● **Problem description**
Please copy out every line of the data word for word.

● **Entries from a dataset of interfaces**
==============================
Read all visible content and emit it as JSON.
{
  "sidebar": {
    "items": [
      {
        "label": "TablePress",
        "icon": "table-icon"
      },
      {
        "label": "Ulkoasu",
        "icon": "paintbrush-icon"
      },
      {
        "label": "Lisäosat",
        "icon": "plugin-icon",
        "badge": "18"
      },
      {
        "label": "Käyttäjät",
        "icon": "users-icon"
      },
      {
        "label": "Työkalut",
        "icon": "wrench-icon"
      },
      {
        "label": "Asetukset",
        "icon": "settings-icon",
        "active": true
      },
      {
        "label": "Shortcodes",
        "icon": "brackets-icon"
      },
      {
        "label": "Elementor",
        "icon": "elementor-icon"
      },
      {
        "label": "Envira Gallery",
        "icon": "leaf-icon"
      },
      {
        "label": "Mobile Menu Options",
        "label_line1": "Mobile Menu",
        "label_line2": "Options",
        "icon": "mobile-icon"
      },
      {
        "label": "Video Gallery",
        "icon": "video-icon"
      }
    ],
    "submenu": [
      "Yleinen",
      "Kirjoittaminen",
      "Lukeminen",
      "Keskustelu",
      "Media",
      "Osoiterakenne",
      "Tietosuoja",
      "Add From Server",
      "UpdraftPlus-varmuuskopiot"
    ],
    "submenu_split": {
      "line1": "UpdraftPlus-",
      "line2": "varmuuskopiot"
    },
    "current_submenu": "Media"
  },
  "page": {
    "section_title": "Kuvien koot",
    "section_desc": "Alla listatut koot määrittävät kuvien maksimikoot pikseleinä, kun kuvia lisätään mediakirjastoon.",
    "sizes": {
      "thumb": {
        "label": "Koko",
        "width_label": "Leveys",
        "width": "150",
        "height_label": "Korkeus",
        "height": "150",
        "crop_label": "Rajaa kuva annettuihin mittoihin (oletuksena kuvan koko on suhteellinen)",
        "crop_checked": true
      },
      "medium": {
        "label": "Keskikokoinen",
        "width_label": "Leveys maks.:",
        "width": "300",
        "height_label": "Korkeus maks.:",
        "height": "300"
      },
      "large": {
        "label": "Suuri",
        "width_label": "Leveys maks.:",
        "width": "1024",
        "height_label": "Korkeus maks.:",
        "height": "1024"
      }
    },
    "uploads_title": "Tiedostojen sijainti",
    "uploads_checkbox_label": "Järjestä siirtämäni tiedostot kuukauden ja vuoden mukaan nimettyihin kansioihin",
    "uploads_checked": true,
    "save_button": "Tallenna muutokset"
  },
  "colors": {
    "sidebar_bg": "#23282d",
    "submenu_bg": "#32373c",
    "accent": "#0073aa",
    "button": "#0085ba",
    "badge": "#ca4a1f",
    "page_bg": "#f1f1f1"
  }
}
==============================
● **Completed task**
Read all visible content and emit it as JSON.
{
  "sidebar": {
    "items": [
      {
        "label": "TablePress",
        "icon": "table-icon"
      },
      {
        "label": "Ulkoasu",
        "icon": "paintbrush-icon"
      },
      {
        "label": "Lisäosat",
        "icon": "plugin-icon",
        "badge": "18"
      },
      {
        "label": "Käyttäjät",
        "icon": "users-icon"
      },
      {
        "label": "Työkalut",
        "icon": "wrench-icon"
      },
      {
        "label": "Asetukset",
        "icon": "settings-icon",
        "active": true
      },
      {
        "label": "Shortcodes",
        "icon": "brackets-icon"
      },
      {
        "label": "Elementor",
        "icon": "elementor-icon"
      },
      {
        "label": "Envira Gallery",
        "icon": "leaf-icon"
      },
      {
        "label": "Mobile Menu Options",
        "label_line1": "Mobile Menu",
        "label_line2": "Options",
        "icon": "mobile-icon"
      },
      {
        "label": "Video Gallery",
        "icon": "video-icon"
      }
    ],
    "submenu": [
      "Yleinen",
      "Kirjoittaminen",
      "Lukeminen",
      "Keskustelu",
      "Media",
      "Osoiterakenne",
      "Tietosuoja",
      "Add From Server",
      "UpdraftPlus-varmuuskopiot"
    ],
    "submenu_split": {
      "line1": "UpdraftPlus-",
      "line2": "varmuuskopiot"
    },
    "current_submenu": "Media"
  },
  "page": {
    "section_title": "Kuvien koot",
    "section_desc": "Alla listatut koot määrittävät kuvien maksimikoot pikseleinä, kun kuvia lisätään mediakirjastoon.",
    "sizes": {
      "thumb": {
        "label": "Koko",
        "width_label": "Leveys",
        "width": "150",
        "height_label": "Korkeus",
        "height": "150",
        "crop_label": "Rajaa kuva annettuihin mittoihin (oletuksena kuvan koko on suhteellinen)",
        "crop_checked": true
      },
      "medium": {
        "label": "Keskikokoinen",
        "width_label": "Leveys maks.:",
        "width": "300",
        "height_label": "Korkeus maks.:",
        "height": "300"
      },
      "large": {
        "label": "Suuri",
        "width_label": "Leveys maks.:",
        "width": "1024",
        "height_label": "Korkeus maks.:",
        "height": "1024"
      }
    },
    "uploads_title": "Tiedostojen sijainti",
    "uploads_checkbox_label": "Järjestä siirtämäni tiedostot kuukauden ja vuoden mukaan nimettyihin kansioihin",
    "uploads_checked": true,
    "save_button": "Tallenna muutokset"
  },
  "colors": {
    "sidebar_bg": "#23282d",
    "submenu_bg": "#32373c",
    "accent": "#0073aa",
    "button": "#0085ba",
    "badge": "#ca4a1f",
    "page_bg": "#f1f1f1"
  }
}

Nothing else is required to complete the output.